Mal was in my twin sister, Mercy, and my class through Moosup Grammar School. That was a bright class with Mercy, Malcolm, Jack Janetatos and I leading the way academically.
Mal and I were totally different people with different dimensions and personalities—Mal was an outstanding athlete, He was large (becoming six feet four), outgoing, and gregarious. Mal was attractive to the opposite sex and vice versa. I was lacking in all of these and yet we were about as close as two boys could be as we grew up together.
We watched many baseball games together at the Moosup Carpet Grounds where our mutual friend, George Dropo’s brother, Walt Dropo, learned baseball before going on to become a well-known Boston Red Sox first baseman and “Rookie of the Year in 1950.”
Malcolm and I kept baseball scrapbooks and worshipped the famous players, especially for the Red Sox. We throw the ball in his front yard and nobody tried harder than Malcolm to teach me how to throw and catch a baseball—the only problem was, he never stressed how important it was for me to keep my eye on the ball. We read magazines together and both had crushes on the actress, Joan Leslie. We later played golf together, and I wasn’t particularly good at that.
Mal went on to Mount Hermon Academy and Dartmouth College, where he earned a Daniel Webster Scholarship. He played both football and baseball at Dartmouth. I remember one night when I was at Bowdoin, Mal called me to tell me he’d hit a home run for Dartmouth against West Point—with the bases loaded. He was ecstatic!
I visited Mal a couple of times at Dartmouth at their famous winter carnival. We belonged to the same fraternities, Alpha Delta Phi, and occasionally skied together. He was a natural athlete and a good student. Majoring in English, he was an excellent writer, following in the footsteps of his father, who had passed up an offer to join the New York Times, to operate a small town newspaper.

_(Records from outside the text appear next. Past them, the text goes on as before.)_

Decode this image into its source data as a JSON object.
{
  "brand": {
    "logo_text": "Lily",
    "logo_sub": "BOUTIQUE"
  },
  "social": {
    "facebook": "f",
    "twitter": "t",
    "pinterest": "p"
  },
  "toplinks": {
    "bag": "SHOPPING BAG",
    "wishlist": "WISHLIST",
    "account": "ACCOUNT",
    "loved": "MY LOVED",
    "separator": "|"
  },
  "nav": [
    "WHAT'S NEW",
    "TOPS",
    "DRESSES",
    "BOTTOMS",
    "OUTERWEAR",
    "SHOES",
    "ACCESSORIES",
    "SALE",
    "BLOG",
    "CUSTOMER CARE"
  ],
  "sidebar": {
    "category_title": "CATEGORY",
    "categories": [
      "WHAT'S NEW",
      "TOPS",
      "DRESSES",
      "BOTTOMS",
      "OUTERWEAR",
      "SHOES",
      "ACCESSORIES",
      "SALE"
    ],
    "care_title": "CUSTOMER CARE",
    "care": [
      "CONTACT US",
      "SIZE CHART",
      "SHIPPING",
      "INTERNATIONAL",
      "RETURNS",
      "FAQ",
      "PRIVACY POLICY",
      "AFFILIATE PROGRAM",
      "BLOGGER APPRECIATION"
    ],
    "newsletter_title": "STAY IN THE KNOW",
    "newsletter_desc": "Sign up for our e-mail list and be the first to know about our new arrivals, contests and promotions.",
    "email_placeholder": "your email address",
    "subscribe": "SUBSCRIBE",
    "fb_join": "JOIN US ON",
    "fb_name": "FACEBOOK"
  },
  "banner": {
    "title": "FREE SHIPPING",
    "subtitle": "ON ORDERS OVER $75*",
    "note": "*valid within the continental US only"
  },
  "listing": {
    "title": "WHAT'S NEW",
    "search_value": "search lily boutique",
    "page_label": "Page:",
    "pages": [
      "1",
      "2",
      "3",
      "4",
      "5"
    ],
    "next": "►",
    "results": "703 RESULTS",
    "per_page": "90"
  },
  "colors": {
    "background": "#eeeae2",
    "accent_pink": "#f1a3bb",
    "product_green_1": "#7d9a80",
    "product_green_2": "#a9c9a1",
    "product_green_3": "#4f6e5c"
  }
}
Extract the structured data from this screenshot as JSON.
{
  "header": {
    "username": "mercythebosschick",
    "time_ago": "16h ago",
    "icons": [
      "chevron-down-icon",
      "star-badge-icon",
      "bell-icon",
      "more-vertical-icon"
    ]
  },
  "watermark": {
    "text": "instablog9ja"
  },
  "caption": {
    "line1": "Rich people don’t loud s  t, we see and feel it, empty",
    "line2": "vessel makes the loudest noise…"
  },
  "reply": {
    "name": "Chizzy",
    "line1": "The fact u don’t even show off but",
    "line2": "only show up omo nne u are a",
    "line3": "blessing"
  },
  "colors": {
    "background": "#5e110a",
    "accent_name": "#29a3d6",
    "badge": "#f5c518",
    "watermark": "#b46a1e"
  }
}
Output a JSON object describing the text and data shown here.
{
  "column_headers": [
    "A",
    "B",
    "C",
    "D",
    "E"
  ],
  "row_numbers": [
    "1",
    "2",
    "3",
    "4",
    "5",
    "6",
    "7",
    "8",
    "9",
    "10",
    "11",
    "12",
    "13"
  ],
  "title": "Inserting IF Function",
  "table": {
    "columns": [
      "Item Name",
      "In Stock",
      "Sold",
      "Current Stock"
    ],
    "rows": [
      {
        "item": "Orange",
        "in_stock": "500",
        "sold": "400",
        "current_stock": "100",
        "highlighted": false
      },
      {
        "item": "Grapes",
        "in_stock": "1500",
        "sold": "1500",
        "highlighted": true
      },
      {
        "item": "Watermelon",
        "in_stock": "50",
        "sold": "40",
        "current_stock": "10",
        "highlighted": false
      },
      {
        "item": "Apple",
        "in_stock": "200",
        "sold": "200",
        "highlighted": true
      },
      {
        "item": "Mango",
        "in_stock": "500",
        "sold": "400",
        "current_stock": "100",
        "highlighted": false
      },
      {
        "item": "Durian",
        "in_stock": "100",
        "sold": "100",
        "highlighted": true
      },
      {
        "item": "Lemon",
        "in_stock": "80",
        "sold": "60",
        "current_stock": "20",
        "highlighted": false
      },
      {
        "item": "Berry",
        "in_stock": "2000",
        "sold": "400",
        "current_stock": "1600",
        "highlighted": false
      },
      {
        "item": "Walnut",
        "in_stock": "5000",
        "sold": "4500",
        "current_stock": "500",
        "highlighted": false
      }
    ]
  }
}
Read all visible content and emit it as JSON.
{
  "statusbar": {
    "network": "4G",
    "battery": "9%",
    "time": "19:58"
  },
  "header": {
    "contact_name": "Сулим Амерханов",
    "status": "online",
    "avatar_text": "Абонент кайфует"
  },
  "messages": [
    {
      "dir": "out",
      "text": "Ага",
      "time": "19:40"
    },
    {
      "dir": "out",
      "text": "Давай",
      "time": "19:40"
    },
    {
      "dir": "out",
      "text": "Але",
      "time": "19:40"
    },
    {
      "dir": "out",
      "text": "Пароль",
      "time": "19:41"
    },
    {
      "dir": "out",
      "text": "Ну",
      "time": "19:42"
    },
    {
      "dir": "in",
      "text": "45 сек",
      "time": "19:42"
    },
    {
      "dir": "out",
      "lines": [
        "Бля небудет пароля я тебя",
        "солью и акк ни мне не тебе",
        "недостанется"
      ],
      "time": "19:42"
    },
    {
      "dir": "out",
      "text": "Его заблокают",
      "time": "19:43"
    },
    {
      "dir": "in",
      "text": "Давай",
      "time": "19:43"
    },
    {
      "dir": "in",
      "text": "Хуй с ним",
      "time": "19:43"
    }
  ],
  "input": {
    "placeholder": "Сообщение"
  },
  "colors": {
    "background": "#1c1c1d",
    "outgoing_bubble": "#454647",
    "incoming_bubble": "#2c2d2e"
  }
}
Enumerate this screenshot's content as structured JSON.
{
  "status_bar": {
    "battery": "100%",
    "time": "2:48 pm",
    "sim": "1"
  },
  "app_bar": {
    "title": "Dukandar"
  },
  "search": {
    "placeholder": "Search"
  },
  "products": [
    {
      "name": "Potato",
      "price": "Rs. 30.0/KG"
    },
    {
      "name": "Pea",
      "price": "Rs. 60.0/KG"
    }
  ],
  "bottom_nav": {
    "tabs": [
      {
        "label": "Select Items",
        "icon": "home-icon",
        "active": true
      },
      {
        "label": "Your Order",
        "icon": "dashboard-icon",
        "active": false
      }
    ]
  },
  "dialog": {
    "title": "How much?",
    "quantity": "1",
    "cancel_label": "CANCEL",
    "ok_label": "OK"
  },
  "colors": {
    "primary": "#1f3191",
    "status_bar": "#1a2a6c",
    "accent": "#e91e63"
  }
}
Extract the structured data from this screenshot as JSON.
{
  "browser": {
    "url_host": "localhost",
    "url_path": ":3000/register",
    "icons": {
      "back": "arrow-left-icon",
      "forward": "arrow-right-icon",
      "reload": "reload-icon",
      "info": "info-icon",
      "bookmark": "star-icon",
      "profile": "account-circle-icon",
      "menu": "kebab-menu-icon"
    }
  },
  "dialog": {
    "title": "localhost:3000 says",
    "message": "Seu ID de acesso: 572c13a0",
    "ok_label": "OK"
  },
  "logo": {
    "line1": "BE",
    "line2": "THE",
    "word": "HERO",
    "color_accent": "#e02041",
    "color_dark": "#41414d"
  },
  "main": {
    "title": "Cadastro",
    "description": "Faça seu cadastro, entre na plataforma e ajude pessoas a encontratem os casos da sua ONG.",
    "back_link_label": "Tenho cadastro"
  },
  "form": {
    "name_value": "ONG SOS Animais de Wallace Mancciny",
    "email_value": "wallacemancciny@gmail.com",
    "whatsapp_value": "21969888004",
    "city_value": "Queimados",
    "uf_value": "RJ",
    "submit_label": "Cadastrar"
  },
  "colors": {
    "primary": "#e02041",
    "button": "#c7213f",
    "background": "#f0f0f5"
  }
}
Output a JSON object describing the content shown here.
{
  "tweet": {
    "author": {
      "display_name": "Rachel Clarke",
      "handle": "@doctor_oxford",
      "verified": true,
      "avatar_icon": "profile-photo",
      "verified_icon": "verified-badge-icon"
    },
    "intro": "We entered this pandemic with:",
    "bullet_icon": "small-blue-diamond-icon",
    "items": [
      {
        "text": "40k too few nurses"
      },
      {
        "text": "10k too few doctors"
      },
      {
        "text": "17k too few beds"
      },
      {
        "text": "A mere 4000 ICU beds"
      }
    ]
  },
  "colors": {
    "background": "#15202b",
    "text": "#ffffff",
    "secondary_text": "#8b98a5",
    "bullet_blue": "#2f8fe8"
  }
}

When Pat and I were engaged and started planning our wedding in Atlanta, I asked Mal to be my ‘best-man.’ Malcolm arrived at least a week ahead of my return from France that fall in 1957. In a week’s time, Mal wowed most of Pat’s nursing-school classmates and became a friend of Pat’s father, Charlie Peacock. They played golf together on the Bobby Jones Golf Course and really became good buddies.
I remember Mal telling Pat and me, “I’ve met the girl of my life and I’m going to marry her.” Sure enough, Mal married that wonderful girl, Sandy Peterson, just five months after our wedding. Mal and Sandy became Pat and my best friends when we lived in Moosup, Connecticut and started our families. I had met many of Mal’s lady-friends over the years and I was completely positive that he was most fortunate in meeting and marrying Sandy. She was, and still is, a PEACH.
Mal and Sandy had three children, Mike, Rebecca, and Tabitha. These kids grew up with our children until we moved to South Carolina. Mike and our daughter, Jan, were particularly good friends with both skipping a grade together at the same Moosup Grammar School where Mal, Mercy, and I had gone years ago.
Mal ran his father’s newspaper until he sold it to the Norwich Bulletin. Mal and I had sold ads for his father’s paper while home on vacations. Mal was an excellent editor and worked hard. He ran the press himself for this weekly paper. One week a company moved into town making SHIRTS. Mal ran a feature article on this company with the headline, “Shit-Factory moves to Moosup.” He called me to tell me he’d discovered his error after the papers were delivered to stores. We all got a laugh out of that and he sold a record number of newspapers that week!
Mal and Sandy visited us in the South. I remember the time Mal and his son, Mike, also a fine athlete, played golf together on the island of Daufauskie, near Hilton Head. I think they were playing 18 holes for one dollar to the winner. I rode their golf-cart and watched Mal beat Mike on the eighteenth hole by one stroke. Mal was as happy as he was with that Dartmouth home run.
Mercy and her husband, Bats, gave Pat and me a 40th anniversary party at their South Natick, MA home in November of 1997. They’d invited Mal and Sandy without telling us. I’ll always remember Mal and Sandy walking in to the restaurant and totally surprising us. We had a wonderful party. Just before they left, Mal whispered to me that. “I have congestive heart failure, but Sandy and I plan to visit you guys on Hilton Head in the spring.”
Unfortunately, Malcolm died suddenly far too soon in January 1998—just weeks before we’d seen him. Mike called me to ask me if I could attend and speak. Of course, I could. My daughter, Jan, and I flew to Boston in a snow-storm and drove as fast as we could, arriving at the full Mystic Congregational Church just as the service started.
I salute one amazing guy who, by a remarkable stroke of luck, I had become close friends when I was four years old and he was two. No two guys were as different as Mal and I, and yet we had a special friendship with enough similar interests to become close friends.